Task details: Below are the records; locate each line with the word "description" and copy it.

++++++++++++++++++++

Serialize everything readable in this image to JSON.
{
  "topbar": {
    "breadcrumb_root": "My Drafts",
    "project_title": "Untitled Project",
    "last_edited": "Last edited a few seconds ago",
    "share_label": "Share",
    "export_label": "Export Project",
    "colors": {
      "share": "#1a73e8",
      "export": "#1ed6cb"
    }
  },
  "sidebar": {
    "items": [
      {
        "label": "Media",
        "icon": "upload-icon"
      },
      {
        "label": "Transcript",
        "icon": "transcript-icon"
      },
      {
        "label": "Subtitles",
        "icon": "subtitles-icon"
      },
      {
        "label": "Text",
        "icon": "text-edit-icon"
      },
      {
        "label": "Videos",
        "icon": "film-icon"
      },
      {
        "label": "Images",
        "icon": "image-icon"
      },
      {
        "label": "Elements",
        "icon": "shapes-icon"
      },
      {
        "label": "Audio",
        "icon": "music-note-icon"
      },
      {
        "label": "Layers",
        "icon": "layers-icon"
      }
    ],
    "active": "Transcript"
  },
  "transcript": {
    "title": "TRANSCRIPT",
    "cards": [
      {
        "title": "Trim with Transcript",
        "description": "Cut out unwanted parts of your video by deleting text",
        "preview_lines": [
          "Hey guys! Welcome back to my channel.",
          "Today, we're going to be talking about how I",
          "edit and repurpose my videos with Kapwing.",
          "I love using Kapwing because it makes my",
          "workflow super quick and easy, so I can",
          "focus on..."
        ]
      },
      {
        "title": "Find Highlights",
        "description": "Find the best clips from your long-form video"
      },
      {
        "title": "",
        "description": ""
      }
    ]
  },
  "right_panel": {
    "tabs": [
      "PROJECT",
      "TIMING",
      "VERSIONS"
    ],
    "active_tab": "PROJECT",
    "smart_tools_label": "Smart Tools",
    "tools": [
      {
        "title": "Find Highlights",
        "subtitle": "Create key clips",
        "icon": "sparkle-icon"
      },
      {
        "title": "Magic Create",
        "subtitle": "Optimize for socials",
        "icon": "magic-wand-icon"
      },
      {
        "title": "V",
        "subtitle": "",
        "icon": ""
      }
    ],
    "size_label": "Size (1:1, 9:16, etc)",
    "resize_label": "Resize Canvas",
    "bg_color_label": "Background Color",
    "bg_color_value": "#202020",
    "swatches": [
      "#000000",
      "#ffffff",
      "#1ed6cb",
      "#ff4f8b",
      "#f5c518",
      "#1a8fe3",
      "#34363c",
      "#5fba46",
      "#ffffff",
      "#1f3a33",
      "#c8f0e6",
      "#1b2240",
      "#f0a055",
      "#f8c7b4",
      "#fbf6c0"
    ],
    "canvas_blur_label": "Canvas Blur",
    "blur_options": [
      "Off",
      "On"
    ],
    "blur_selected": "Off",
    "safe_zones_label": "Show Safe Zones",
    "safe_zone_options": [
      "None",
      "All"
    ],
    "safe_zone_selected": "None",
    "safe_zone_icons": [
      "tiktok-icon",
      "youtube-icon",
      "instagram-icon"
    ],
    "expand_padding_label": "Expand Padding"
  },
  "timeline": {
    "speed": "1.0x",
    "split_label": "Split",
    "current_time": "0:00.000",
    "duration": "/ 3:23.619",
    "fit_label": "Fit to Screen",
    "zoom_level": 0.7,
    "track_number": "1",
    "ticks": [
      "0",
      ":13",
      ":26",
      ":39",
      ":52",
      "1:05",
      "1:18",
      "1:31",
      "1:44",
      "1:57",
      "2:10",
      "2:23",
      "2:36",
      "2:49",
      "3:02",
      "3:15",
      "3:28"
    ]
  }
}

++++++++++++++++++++

Solution to this problem:
        "description": "Cut out unwanted parts of your video by deleting text",
        "description": "Find the best clips from your long-form video"
        "description": ""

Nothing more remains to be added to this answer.